Glossary of Wine Terms
TABLE WINE — Wines of between seven percent and fourteen percent alcohol, generally intended to be consumed with food.
TANNIN — A group of organic compounds found in the bark, roots, stems and seeds of many plants which gives wine astringency, structure and flavor, and which assists in the aging process. The source of the “puckeriness” of many young red wines.
TART — Describes a wine high in acid content. A sharp-and-sour taste description used with both positive and negative connotations.
TARTARIC ACID — The primary acid in wine which forms crystals of potassium bitartrate, harmless flakes or deposits frequently found in bottled wine.
TEINTURIER — Highly-pigmented grapes often used to deepen the color of red wines.
TERROIR — the complete natural environment in which a particular wine is produced, including factors such as the soil (type and drainage), topography (including orientation to the sun), and climate.
THICK — Describes highly-concentrated wines often high in tannins and with low acidity.

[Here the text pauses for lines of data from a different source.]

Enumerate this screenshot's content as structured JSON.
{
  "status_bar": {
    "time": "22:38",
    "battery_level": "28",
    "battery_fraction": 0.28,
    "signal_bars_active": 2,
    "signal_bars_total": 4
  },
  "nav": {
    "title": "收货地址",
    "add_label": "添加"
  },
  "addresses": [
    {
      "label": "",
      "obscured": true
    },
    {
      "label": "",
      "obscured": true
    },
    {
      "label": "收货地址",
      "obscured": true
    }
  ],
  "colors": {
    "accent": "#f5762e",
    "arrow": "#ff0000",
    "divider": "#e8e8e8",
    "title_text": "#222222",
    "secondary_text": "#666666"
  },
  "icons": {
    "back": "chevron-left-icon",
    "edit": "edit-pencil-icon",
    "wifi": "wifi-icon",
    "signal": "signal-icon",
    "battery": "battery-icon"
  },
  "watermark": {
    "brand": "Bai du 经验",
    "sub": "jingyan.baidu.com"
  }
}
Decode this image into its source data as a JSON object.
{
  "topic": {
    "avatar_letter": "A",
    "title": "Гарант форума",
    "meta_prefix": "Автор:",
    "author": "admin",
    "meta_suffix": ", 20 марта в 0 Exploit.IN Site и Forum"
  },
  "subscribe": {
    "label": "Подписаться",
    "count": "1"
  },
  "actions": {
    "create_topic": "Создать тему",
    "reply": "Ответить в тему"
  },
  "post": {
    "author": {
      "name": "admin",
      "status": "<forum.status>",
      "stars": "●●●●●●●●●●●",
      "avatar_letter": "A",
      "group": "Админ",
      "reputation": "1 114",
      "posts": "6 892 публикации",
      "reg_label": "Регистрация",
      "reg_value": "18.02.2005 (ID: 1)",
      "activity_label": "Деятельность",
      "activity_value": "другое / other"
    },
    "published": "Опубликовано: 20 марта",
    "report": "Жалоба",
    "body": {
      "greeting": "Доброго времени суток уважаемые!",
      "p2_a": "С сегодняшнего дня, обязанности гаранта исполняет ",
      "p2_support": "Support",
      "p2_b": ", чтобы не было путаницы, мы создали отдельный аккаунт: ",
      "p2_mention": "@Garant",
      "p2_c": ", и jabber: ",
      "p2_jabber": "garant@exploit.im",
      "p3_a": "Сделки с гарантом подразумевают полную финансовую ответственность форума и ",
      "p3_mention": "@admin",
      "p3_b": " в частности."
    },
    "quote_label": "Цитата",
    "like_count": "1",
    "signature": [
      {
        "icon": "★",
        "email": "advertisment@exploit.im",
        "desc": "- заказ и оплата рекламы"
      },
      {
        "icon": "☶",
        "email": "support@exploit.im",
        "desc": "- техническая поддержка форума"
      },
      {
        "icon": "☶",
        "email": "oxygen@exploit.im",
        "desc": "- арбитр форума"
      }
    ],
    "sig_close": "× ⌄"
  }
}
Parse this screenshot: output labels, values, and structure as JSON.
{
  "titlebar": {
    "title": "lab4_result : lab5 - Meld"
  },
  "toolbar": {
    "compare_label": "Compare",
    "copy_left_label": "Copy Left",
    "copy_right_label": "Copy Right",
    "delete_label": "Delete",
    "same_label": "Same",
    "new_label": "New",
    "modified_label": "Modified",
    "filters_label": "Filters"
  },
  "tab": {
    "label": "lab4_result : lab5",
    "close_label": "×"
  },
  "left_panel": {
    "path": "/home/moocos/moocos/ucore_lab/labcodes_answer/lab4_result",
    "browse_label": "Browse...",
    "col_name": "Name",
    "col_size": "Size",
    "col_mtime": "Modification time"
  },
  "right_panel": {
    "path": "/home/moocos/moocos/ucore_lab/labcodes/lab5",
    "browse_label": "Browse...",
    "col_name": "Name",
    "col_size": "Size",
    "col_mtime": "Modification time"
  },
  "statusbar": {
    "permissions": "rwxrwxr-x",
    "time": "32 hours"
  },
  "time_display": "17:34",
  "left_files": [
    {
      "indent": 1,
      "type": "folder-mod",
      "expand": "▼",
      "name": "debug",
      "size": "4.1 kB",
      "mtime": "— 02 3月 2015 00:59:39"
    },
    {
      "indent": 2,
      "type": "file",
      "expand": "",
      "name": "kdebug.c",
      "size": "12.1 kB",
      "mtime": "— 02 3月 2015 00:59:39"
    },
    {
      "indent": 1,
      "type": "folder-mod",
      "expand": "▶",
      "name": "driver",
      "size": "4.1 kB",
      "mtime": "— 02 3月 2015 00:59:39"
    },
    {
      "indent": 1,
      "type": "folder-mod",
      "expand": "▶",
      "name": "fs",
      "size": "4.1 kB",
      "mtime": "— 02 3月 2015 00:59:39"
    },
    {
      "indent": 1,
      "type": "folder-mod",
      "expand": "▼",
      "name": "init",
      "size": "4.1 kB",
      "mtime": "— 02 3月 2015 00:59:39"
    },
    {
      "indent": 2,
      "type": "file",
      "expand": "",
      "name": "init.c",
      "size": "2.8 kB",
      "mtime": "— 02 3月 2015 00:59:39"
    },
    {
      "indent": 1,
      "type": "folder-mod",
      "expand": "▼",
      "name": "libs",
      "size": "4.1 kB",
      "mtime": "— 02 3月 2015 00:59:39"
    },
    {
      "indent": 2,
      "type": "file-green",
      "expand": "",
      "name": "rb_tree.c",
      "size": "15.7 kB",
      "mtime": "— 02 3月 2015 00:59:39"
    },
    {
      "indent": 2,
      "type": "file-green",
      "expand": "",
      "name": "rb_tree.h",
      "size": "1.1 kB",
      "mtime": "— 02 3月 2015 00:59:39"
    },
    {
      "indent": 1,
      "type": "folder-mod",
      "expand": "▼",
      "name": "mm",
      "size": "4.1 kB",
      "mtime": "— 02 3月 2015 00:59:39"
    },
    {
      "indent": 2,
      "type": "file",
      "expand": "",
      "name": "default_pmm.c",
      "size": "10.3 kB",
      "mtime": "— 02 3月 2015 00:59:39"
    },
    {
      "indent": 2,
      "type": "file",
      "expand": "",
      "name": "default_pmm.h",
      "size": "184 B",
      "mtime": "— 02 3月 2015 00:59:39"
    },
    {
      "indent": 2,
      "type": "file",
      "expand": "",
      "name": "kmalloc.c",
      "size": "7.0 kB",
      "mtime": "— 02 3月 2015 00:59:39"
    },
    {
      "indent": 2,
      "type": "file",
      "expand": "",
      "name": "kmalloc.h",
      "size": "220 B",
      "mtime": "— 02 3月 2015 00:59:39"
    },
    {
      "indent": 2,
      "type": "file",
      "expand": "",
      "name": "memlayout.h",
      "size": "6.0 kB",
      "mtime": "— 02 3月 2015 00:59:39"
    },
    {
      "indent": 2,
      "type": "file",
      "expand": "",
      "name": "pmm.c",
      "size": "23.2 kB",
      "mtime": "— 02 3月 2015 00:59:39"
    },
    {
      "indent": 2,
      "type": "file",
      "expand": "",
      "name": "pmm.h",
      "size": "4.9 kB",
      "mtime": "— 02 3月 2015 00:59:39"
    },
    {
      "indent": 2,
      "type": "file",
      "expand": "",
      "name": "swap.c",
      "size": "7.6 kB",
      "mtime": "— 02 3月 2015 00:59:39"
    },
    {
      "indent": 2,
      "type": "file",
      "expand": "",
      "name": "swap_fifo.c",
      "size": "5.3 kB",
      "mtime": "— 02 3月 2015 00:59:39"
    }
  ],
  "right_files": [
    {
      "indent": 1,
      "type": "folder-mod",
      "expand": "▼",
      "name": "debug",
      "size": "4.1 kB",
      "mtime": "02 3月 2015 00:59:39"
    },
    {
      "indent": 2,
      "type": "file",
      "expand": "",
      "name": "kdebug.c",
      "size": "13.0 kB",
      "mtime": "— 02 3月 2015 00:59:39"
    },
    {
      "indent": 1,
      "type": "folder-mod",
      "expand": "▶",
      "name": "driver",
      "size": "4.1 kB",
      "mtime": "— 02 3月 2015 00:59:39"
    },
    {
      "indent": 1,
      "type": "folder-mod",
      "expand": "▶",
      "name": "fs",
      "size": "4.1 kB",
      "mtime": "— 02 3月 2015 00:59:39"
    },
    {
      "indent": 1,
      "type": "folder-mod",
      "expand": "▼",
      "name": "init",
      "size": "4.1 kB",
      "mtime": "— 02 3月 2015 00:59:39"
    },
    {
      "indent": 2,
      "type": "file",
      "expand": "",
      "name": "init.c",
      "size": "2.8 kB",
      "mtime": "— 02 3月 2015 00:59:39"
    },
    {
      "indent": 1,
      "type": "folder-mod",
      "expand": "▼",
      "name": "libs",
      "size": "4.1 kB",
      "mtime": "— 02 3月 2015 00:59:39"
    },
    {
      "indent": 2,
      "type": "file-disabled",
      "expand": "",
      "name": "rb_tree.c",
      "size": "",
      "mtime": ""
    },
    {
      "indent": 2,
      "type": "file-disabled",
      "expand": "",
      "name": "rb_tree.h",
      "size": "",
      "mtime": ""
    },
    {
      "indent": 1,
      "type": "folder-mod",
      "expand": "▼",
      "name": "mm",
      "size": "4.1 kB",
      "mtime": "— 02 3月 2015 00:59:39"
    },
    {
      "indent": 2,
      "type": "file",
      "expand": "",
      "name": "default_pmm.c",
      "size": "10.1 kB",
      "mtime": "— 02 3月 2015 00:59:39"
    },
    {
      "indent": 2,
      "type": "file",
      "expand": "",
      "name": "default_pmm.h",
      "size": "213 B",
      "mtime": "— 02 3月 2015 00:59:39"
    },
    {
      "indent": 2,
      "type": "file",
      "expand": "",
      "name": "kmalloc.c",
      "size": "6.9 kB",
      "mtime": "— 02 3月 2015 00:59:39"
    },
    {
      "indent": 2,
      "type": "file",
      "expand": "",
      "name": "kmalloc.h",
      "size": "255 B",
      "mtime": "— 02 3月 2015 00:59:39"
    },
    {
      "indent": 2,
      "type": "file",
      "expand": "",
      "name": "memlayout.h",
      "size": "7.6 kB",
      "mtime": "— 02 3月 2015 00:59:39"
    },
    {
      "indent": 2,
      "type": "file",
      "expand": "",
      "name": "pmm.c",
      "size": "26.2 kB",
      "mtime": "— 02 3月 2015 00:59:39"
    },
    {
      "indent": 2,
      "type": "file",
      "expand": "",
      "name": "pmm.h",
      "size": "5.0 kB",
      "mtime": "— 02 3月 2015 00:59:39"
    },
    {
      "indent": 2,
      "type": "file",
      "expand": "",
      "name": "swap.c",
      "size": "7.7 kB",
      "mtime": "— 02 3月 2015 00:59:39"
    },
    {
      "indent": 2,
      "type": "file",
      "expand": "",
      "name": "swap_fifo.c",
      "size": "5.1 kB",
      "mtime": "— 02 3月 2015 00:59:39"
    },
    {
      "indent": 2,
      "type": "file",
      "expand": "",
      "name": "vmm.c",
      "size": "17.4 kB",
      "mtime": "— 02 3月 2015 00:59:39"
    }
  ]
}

TOASTY — Describes smells and flavors derived from dead yeast cells and sediments the wine has been in contact with, but primarily associated with the oakbarrel in which the wine is aged. Often an attractive flavor component in white wine.
2,4,6-TRICHLOROANISOLE — 2,4,6-Trichloroanisole is a compound responsible for the corkiness in wine. TCA contamination can be caused by cork stoppers, barrels and even the wood within the cellar. Most general consumers have difficulty tasting the musty off-flavor caused by the presence of TCA. However, while you may not be able to taste or smell it, even a very small amount of TCA disturbs the aromas and flavors of fruit of a wine.